“The Honda Fit owners, Mr & Mrs Seebachan, would likely have had only minor injuries if not for the faulty repair,” Hannemann wrote. “One must remember that a vehicle’s safety systems are like links in a chain. Each system must work together to ensure the other safety systems perform as designed. When the faulty structural repairs were made, the crash-worthiness systems were all compromised.” North Dakota State University Impact Biomechanical Laboratory director Mariusz Ziejewski concurred saying that te unibody car failed to properly distribute the energy around the couple, crushed their legs and trapped them inside the burning car.
The jury thought OEM procedures were “absolutely paramount,” particularly given the shop’s recognition by I-CAR, which demands quality panelbeating shops follow OEM procedures. The affiliation of John Eagle Collision with an OEM dealership also was “a huge deal” to the jury in showing the shop knew better. The case also highlighted that any collision repair facility representing itself as certified would have to follow OEM procedures or in advance tell the customer it was going to repair the car incorrectly and secure permission to do so. Jurors felt an OEM “recommended procedure” still meant the the shop must fix the vehicle that way or “they assume full liability.”
Collision repair trade groups and I-CAR have all repeatedly stressed that OEM repair procedures are the standard — but made the point that they still face resistance from insurers and other shops who treat them as merely suggestions. Ignoring OEM repair standards and specifications is hard to justify and this pressure from insurance companies is as prevalent in NZ as it is in the rest of the world. The opinion of many quality panelbeating businesses in NZ is that they are under constant pressure from insurance companies to reduce collision repair costs. This includes reducing labour times and using non-genuine replacement parts, all of which panelshops try to push back on but often with little success. Many state that insurance pressure has squeezed industry margins so low that “there is no juice left in the lemon”. This helps explain why the industry is in such a crisis – every year more and more panelshops simply close the doors, and it’s been a decade since any new large scale facility has opened in NZ.
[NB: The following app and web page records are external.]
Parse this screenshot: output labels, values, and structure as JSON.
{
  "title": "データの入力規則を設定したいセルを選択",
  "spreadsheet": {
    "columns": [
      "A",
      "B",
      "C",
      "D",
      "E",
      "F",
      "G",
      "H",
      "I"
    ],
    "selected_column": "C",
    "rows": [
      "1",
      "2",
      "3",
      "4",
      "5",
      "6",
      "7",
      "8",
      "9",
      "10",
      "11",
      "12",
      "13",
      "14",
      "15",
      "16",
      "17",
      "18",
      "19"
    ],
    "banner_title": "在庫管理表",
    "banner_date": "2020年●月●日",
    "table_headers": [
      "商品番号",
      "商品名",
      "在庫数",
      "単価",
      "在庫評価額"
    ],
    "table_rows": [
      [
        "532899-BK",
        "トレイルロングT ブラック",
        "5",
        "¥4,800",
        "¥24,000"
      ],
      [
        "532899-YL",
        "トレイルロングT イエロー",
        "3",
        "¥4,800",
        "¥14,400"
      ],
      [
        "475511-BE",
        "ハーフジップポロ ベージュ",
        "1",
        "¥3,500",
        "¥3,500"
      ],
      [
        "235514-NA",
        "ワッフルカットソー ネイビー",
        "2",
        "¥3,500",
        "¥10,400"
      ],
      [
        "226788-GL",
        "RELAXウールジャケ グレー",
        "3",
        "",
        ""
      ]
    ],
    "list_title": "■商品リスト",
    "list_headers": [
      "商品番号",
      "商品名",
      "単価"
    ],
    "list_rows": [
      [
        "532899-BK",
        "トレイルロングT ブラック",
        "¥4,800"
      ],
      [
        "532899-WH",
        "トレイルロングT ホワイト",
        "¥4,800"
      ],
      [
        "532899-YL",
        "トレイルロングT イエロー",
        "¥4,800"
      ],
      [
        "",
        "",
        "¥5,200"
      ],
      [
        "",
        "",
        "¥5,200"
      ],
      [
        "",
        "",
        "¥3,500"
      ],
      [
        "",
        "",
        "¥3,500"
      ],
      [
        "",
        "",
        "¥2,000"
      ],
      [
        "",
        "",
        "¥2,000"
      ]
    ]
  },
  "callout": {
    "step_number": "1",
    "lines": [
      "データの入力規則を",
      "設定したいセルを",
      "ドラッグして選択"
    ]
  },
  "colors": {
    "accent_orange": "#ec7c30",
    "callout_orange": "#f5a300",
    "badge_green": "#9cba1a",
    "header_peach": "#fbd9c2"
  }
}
Hopefully this tragic case will serve as a wake-up call for quality panelshops everywhere, and will help them resist pressure from BIG BRAND insurance companies to reduce repair costs to even more unsustainable levels. Quality collision repair facilities can now cite Seebachan v. John Eagle Collision to an insurer refusing to pay for the work to be done correctly, according to the defendants solicitor they can now say, “‘If I don’t, I could be taken to court, charged and penalised”. The argument may now be effective in the U.S. Unfortunately it’s still unlikely to gain much traction in NZ but at least it could start a conversation, and hopefully encourage more recognition & compliance with I-CAR and manufacturers repair specifications. See more at https://crashmanagement.co.nz/end-new-zealand-collision-repair-industry/